▶ **ABOUT THIS TASK**: Copy the entries exactly, leaving out nothing.
** Opening STORED DATA block **
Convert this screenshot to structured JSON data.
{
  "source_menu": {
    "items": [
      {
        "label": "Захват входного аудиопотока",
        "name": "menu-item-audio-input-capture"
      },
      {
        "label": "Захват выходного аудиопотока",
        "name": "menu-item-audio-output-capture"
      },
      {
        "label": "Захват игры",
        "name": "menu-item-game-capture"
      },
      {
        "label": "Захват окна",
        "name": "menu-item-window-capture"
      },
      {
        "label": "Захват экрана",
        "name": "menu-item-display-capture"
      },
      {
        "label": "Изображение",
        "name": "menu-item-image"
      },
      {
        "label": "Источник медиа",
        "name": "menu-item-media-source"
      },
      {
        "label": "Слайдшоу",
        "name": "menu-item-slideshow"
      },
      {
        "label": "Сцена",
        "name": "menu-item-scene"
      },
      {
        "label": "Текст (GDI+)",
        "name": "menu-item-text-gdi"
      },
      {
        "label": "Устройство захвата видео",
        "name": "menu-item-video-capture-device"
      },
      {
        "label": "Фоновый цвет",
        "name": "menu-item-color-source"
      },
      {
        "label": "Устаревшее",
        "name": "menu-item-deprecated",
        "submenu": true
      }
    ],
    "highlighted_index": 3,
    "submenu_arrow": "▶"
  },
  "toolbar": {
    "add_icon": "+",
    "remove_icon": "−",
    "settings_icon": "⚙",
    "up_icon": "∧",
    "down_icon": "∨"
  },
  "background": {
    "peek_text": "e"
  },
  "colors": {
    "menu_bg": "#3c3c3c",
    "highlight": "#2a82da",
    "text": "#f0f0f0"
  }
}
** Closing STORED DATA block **
▶ **WRITTEN SOLUTION**:
Convert this screenshot to structured JSON data.
{
  "source_menu": {
    "items": [
      {
        "label": "Захват входного аудиопотока",
        "name": "menu-item-audio-input-capture"
      },
      {
        "label": "Захват выходного аудиопотока",
        "name": "menu-item-audio-output-capture"
      },
      {
        "label": "Захват игры",
        "name": "menu-item-game-capture"
      },
      {
        "label": "Захват окна",
        "name": "menu-item-window-capture"
      },
      {
        "label": "Захват экрана",
        "name": "menu-item-display-capture"
      },
      {
        "label": "Изображение",
        "name": "menu-item-image"
      },
      {
        "label": "Источник медиа",
        "name": "menu-item-media-source"
      },
      {
        "label": "Слайдшоу",
        "name": "menu-item-slideshow"
      },
      {
        "label": "Сцена",
        "name": "menu-item-scene"
      },
      {
        "label": "Текст (GDI+)",
        "name": "menu-item-text-gdi"
      },
      {
        "label": "Устройство захвата видео",
        "name": "menu-item-video-capture-device"
      },
      {
        "label": "Фоновый цвет",
        "name": "menu-item-color-source"
      },
      {
        "label": "Устаревшее",
        "name": "menu-item-deprecated",
        "submenu": true
      }
    ],
    "highlighted_index": 3,
    "submenu_arrow": "▶"
  },
  "toolbar": {
    "add_icon": "+",
    "remove_icon": "−",
    "settings_icon": "⚙",
    "up_icon": "∧",
    "down_icon": "∨"
  },
  "background": {
    "peek_text": "e"
  },
  "colors": {
    "menu_bg": "#3c3c3c",
    "highlight": "#2a82da",
    "text": "#f0f0f0"
  }
}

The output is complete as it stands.